You love your adopted child every bit as much as you’d love him if he was a biological child, but it’s natural to feel worried about telling him that he’s adopted. An adopted child may feel a sense of regret, wondering why his birth mother didn’t want to keep him, which can overshadow your sense of joy over being able to bring him into your life. Experts disagree greatly about when you should tell your child that he’s adopted and how you should do it. Think about what feels right to you and use that.
Use age-appropriate language. Young children may not be able to fully grasp what adoption means. In the early years, you can simply say that she grew in another mommy’s tummy and that you were so happy to bring her home. Older children will understand what this means, but may require more explanation.
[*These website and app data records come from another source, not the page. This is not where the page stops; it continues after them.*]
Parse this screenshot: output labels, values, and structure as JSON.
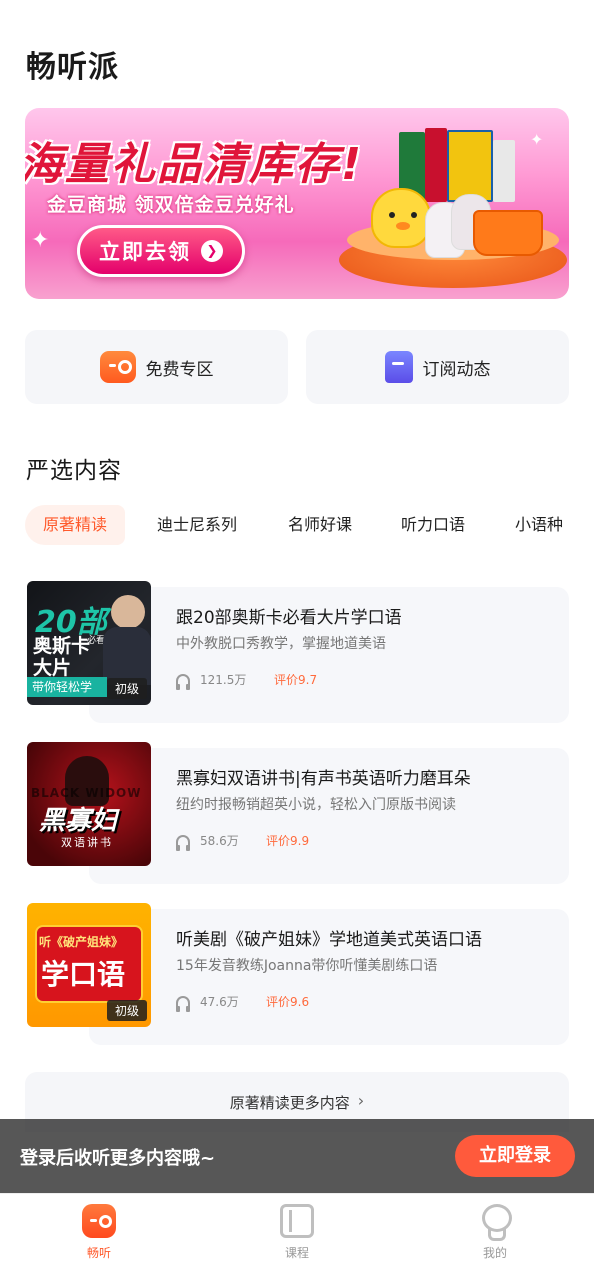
{
  "app": {
    "title": "畅听派"
  },
  "banner": {
    "headline": "海量礼品清库存!",
    "subtitle": "金豆商城  领双倍金豆兑好礼",
    "cta": "立即去领"
  },
  "quick_entries": [
    {
      "label": "免费专区",
      "icon": "radio-icon"
    },
    {
      "label": "订阅动态",
      "icon": "bookmark-icon"
    }
  ],
  "section": {
    "title": "严选内容"
  },
  "tabs": [
    "原著精读",
    "迪士尼系列",
    "名师好课",
    "听力口语",
    "小语种"
  ],
  "courses": [
    {
      "title": "跟20部奥斯卡必看大片学口语",
      "desc": "中外教脱口秀教学，掌握地道美语",
      "plays": "121.5万",
      "rating": "评价9.7",
      "level": "初级",
      "cover_text": [
        "20部",
        "奥斯卡",
        "必看",
        "大片",
        "带你轻松学"
      ]
    },
    {
      "title": "黑寡妇双语讲书|有声书英语听力磨耳朵",
      "desc": "纽约时报畅销超英小说，轻松入门原版书阅读",
      "plays": "58.6万",
      "rating": "评价9.9",
      "cover_text": [
        "BLACK WIDOW",
        "黑寡妇",
        "双语讲书"
      ]
    },
    {
      "title": "听美剧《破产姐妹》学地道美式英语口语",
      "desc": "15年发音教练Joanna带你听懂美剧练口语",
      "plays": "47.6万",
      "rating": "评价9.6",
      "level": "初级",
      "cover_text": [
        "听《破产姐妹》",
        "学口语"
      ]
    }
  ],
  "more": {
    "label": "原著精读更多内容"
  },
  "login_bar": {
    "text": "登录后收听更多内容哦~",
    "button": "立即登录"
  },
  "tabbar": [
    {
      "label": "畅听",
      "active": true
    },
    {
      "label": "课程",
      "active": false
    },
    {
      "label": "我的",
      "active": false
    }
  ],
  "colors": {
    "accent": "#ff5a2c",
    "rating": "#ff6a3c",
    "login_button": "#ff5a3c"
  }
}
Answer questions about adoption honestly. For example, your child may ask why you didn’t give birth to him or why his birth mother didn’t want him. Do your best to answer these questions. Dr. Denis Donovan, author of ” Healing the Hurt Child,” suggests that you avoid stories that start with “Your birth mother loved you, but…” as this can lead to confusion in a child who cannot understand why someone who loved him wouldn’t want to keep him
Help your child deal with her emotions. Every child is different. One child may shrug it off, not giving it a second thought because she understands that you are her real mom. Another child may become very depressed and want to try to find her birth parents. Let your child feel what she’s going to feel and try to offer your comfort in whatever way possible.
Allow your child to seek out his birth parents if he feels the need to do so. If you had an open adoption, this may be easy. If it’s not, the child will have a very hard time finding the birth parents. Step back, even though you may not want him to search.
Keep the lines of communication open. Even though your child may understand that she is adopted from an early age, there will be different questions that come up as she gets older. Let her know that she can always ask you questions about her adoption, and do your best to answer them.
- me and mommy image by Pix by Marti from Fotolia.com